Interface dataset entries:
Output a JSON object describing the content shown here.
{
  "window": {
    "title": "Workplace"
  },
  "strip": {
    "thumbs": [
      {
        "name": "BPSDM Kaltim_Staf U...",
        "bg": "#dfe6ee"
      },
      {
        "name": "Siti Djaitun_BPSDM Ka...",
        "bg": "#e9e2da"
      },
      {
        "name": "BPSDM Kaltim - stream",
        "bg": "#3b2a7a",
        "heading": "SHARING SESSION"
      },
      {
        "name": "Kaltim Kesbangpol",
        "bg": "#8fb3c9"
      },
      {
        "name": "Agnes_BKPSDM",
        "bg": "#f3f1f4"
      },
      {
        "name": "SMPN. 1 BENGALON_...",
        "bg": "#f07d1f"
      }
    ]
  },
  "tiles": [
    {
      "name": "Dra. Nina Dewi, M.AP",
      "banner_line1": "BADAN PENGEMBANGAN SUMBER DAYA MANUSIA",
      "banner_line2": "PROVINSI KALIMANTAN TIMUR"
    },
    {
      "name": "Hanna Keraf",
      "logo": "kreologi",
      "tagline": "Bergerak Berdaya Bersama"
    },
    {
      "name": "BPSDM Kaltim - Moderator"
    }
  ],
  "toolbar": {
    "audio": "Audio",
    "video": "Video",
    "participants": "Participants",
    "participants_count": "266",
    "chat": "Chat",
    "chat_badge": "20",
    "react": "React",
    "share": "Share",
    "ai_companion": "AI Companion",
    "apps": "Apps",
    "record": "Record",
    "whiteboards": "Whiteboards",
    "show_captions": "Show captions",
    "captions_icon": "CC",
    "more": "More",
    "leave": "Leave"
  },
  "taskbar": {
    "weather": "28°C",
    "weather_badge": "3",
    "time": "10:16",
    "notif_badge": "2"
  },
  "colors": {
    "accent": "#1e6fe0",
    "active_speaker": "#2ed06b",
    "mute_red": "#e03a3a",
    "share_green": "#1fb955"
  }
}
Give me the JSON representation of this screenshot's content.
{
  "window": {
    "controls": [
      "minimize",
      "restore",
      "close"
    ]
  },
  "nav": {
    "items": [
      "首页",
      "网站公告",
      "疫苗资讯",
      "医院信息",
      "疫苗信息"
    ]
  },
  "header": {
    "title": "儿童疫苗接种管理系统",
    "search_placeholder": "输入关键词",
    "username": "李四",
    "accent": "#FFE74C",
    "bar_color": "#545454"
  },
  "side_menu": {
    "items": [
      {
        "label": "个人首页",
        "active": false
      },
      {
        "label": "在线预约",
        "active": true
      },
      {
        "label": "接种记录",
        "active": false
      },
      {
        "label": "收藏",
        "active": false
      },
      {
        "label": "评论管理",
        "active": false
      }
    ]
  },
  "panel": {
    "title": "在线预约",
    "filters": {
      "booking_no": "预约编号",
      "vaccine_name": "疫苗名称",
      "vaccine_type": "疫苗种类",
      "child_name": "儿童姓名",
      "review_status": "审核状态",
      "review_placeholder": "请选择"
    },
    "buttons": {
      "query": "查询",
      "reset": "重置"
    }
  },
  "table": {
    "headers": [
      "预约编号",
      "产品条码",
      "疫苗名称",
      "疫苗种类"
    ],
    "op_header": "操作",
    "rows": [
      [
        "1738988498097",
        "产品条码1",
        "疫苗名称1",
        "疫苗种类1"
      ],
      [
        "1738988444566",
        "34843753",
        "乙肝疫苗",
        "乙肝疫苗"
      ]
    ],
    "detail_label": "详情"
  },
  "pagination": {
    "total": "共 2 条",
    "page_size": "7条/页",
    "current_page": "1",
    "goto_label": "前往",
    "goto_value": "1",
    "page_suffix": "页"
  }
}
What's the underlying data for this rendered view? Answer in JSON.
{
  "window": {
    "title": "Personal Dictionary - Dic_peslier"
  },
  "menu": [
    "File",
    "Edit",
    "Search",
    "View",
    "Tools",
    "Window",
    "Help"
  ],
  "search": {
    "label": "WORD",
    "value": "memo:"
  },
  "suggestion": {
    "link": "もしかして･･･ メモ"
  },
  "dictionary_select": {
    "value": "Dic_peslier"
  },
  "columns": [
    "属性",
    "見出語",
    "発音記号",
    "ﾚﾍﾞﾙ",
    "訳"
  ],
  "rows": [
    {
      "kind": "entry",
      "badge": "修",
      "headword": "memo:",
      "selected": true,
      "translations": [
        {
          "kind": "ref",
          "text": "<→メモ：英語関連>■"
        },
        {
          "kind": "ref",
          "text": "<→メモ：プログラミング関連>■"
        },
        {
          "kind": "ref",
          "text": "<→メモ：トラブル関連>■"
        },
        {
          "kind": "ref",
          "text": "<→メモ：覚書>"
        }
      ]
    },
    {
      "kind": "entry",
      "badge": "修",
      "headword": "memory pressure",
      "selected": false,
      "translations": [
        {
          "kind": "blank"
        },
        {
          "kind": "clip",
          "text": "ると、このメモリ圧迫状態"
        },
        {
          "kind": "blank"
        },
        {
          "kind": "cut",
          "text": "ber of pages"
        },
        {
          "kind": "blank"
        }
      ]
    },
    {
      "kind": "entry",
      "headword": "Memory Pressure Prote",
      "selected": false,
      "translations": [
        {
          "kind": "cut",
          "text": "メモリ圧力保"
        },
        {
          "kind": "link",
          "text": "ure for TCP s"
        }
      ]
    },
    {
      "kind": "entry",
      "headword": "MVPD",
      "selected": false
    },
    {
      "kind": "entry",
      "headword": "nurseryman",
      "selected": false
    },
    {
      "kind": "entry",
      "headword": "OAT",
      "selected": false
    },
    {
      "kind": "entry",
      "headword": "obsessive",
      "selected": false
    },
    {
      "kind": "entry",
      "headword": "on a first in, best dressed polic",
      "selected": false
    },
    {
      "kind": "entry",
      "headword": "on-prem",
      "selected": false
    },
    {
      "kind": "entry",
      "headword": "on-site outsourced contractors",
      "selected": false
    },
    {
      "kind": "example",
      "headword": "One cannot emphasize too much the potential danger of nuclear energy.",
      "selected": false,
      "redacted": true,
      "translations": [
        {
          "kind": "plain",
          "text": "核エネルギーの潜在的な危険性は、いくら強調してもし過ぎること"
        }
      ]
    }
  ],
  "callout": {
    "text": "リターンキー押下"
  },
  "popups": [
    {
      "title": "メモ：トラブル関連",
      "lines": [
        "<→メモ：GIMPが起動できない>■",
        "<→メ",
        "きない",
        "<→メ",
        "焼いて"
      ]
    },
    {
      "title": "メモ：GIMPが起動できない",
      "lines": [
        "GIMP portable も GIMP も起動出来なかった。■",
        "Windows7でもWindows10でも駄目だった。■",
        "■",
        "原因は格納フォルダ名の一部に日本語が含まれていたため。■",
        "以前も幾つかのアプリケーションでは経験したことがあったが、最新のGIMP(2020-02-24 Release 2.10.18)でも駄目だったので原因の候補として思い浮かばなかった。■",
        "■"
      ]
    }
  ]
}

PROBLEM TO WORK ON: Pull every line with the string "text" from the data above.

EXERCISE ANSWER:
          "text": "<→メモ：英語関連>■"
          "text": "<→メモ：プログラミング関連>■"
          "text": "<→メモ：トラブル関連>■"
          "text": "<→メモ：覚書>"
          "text": "ると、このメモリ圧迫状態"
          "text": "ber of pages"
          "text": "メモリ圧力保"
          "text": "ure for TCP s"
          "text": "核エネルギーの潜在的な危険性は、いくら強調してもし過ぎること"
    "text": "リターンキー押下"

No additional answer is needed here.